I have a confession to make: I own about 12 Speedo-style bathing suits. Control your laughter - there's a reason.
I was in the swimming team when I was at high school, before ergonomic, wave-defying Michael Phelps-endorsed wetsuits were de rigueur at swim meets. More than 10 years later, I am still swimming laps and I've found that I am most comfortable in Speedo-cut swimsuits when doing so. Board shorts drag your body, making your strokes less fluid. And I haven't taken a liking to wetsuits just yet, because I'm afraid other swimmers will mistake me for Shamu the orca if I dive in clad entirely in black.
I didn't know I owned so many swimsuits until I started researching this topic. I unearthed pieces dating back to my college days. There were tight black Speedos, brightly coloured Arenas and risqu? Aussiebums. Horrific. My favourites, however, are a classic cut white pair from Dolce & Gabbana.
Of course, not all of my suits are European style. I have swim shorts, which I wear when I am at the beach because I don't know if I can muster the courage to don daring, triangle-shaped swimsuits now I'm no longer 20. Gravity and age are starting to affect my body. I applaud Valentino, Giorgio Armani and Roberto Cavalli for having the guts to bare it all at fiftysomething.
Recently in Singapore a 51-year-old man was reportedly reprimanded for wearing excessively tight, tiny neon-green swim trunks at a local beach. I wonder how the triumvirate of Italian designers would react if they heard that news.
In case the police are looking to arrest men in skimpy swimsuits - watch out Ricky Martin - I went in search of more modest swimwear. I skipped the sporting goods store, where they sell Speedos and Arena swimsuits. I also ignored the call of board shorts because I think they're sloppy looking - a little too American for my taste.
The first two pieces I found were from Paul Smith. One was a pair of drawstring swim shorts in black and white gingham, cut on the upper thigh. Think of those red shorts the Baywatch lifeguards wore. You can wear them sans shirt should you wish to show off your buffed summer body or pair them with a thin knitted polo shirt from Prada and a Panama hat for a pool party.
The other swimsuit I found at Paul Smith was the tight, manhood bulge-suffocating variety (above). However, they are cut on a square, which makes them less of a baloney bag than the triangular kind. They come in a dizzying paisley, so I'd recommend them for destinations such as Mykonos, Ipanema or Ibiza, where such styles are worn by the locals like a second skin. Definitely avoid the American Club in Tai Tam.
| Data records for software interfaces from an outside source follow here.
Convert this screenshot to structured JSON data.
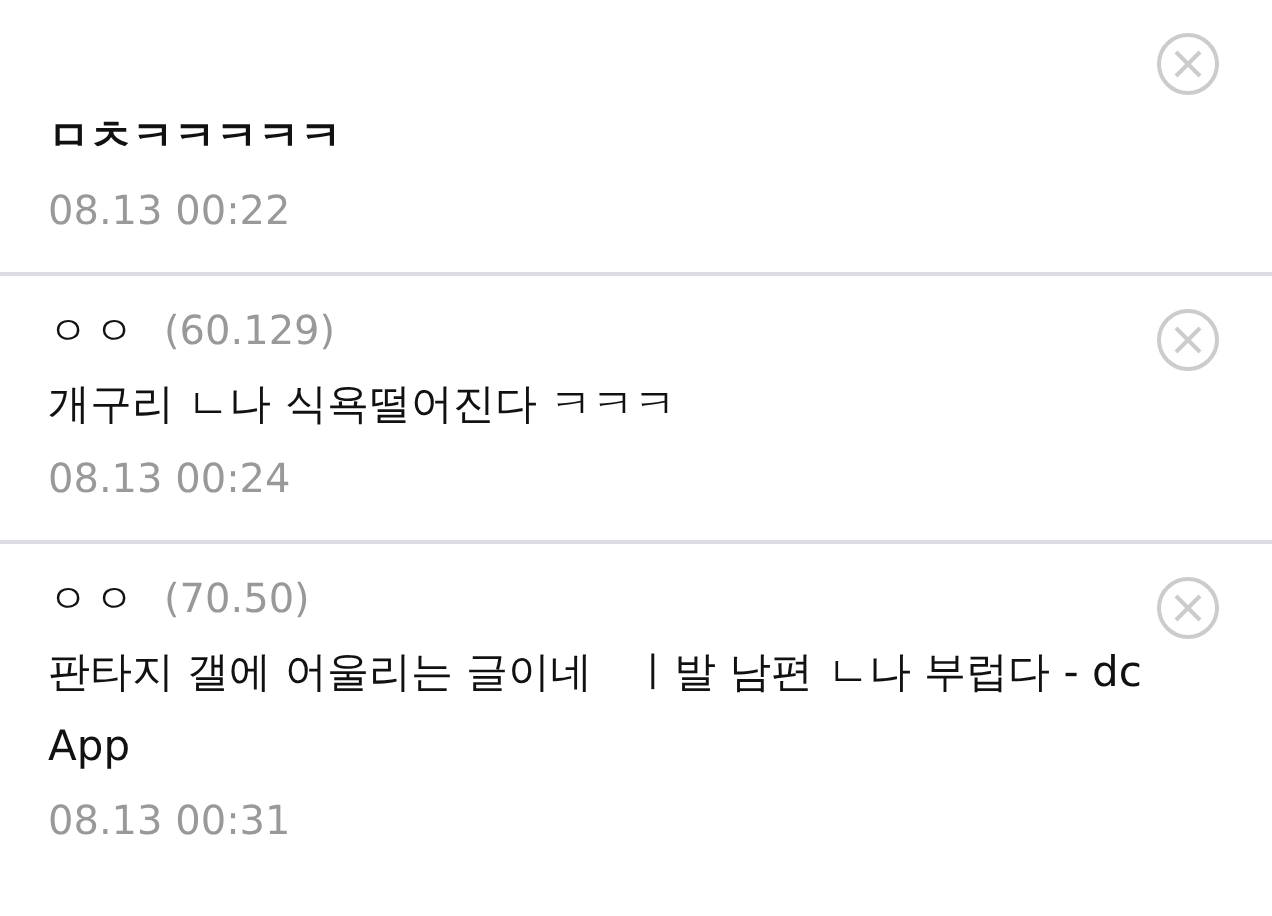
{
  "comments": [
    {
      "text": "ㅁㅊㅋㅋㅋㅋㅋ",
      "time": "08.13 00:22"
    },
    {
      "author": "ㅇㅇ",
      "ip": "(60.129)",
      "text": "개구리 ㄴ나 식욕떨어진다 ㅋㅋㅋ",
      "time": "08.13 00:24"
    },
    {
      "author": "ㅇㅇ",
      "ip": "(70.50)",
      "text": "판타지 갤에 어울리는 글이네   ㅣ발 남편 ㄴ나 부럽다 - dc App",
      "time": "08.13 00:31"
    }
  ]
}
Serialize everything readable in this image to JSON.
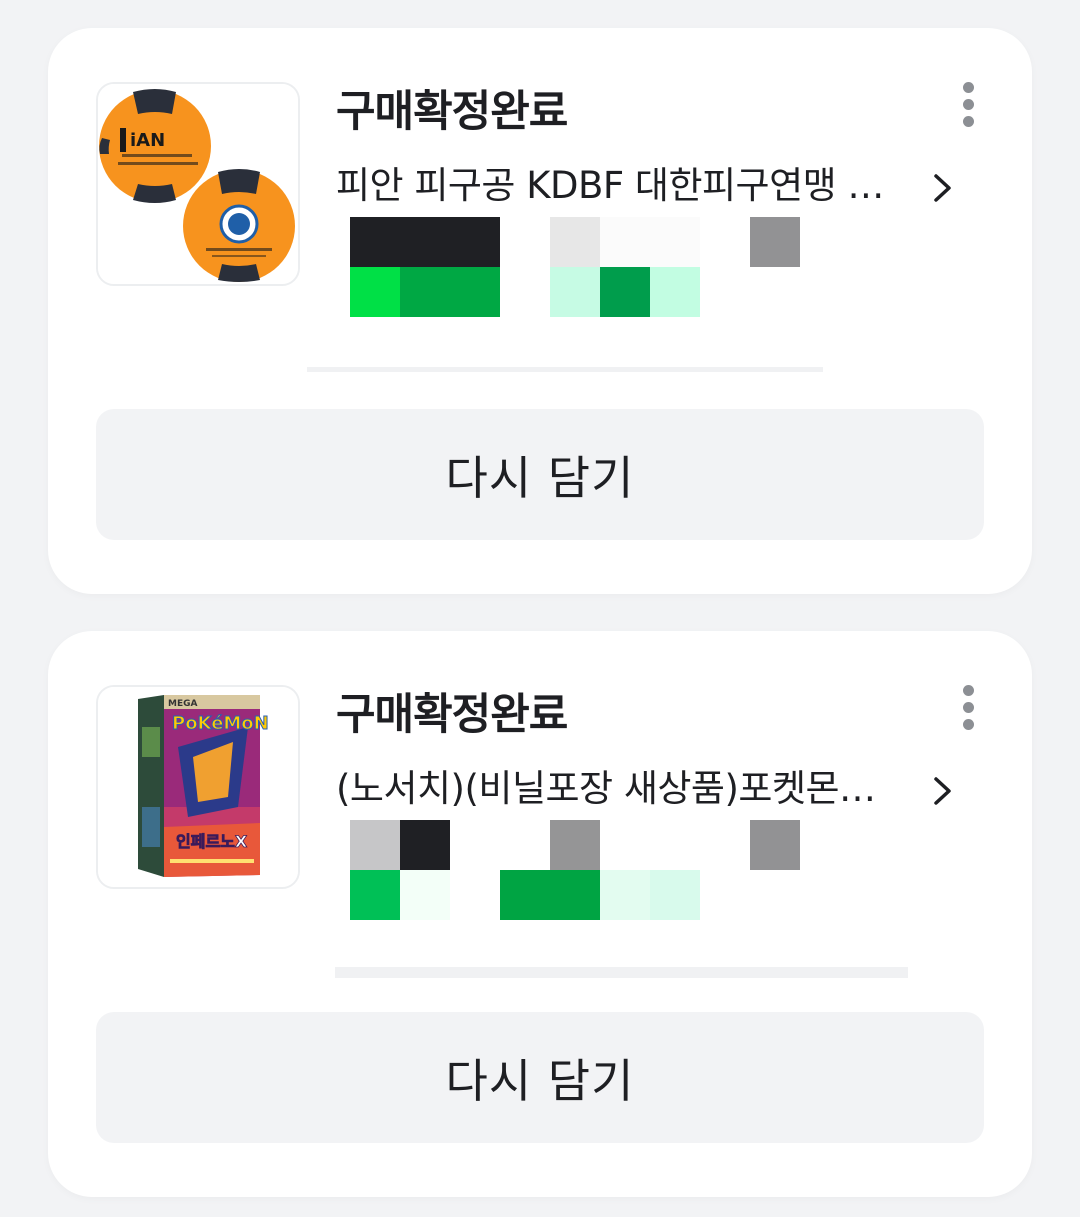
{
  "orders": [
    {
      "status": "구매확정완료",
      "title": "피안 피구공 KDBF 대한피구연맹 공식사용구",
      "rebuy_label": "다시 담기",
      "thumbnail": "orange-dodgeball-image",
      "logo_text": "PiAN"
    },
    {
      "status": "구매확정완료",
      "title": "(노서치)(비닐포장 새상품)포켓몬 카드",
      "rebuy_label": "다시 담기",
      "thumbnail": "pokemon-card-box-image",
      "logo_text": "Pokémon"
    }
  ],
  "colors": {
    "background": "#f2f3f5",
    "card": "#ffffff",
    "text": "#1e1f23",
    "button": "#f2f3f5",
    "icon": "#8c8f94"
  }
}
Herm?s did the whole shorts and thin knit polo thing in its spring collection, and it's one of the best summer looks I've seen in a while. It brings to mind the clothing worn by Jude Law in the movie The Talented Mr Ripley.
Although Dolce & Gabbana likes to show off super-skimpy swimsuits, I found a very nice pair of shorts that are great for swimming and sports (left). They come in white or black, they're cut high on the thigh and the side seams are perforated like a Dri-Fit sports shirt. What I like about them is that they are shape-friendly: you can be slim, defined or beefy and they won't make you look as if you're trying too hard.
But if you must buy a pair of Dolce & Gabbana's sexier swimming trunks, such as the ones that come in a 'nude' colour, make sure you have the six-pack abs and the killer legs to carry them off; I'm pretty confident that Stefano and Domenico wouldn't approve of love handles or chicken legs anywhere near their designs.
I'd also recommend La Perla Uomo swimming shorts, if you can get your hands on them. I bought a pair of pastel purple shorts with a white floral print at the airport in Venice, and people compliment me whenever I wear them.
So unless you're trying to achieve the look of a newly-minted Russian or a provincial Frenchman, ban the skimpy swim trunks from your summer wardrobe. And lose the wraparound sunglasses and gold chain necklace while you're at it.
Dolce & Gabbana, Alexandra House, Central, tel: 2877 5558
Paul Smith, The Landmark, Central, tel: 2523 5868
Herm?s, Pacific Place, Admiralty, tel: 2522 6229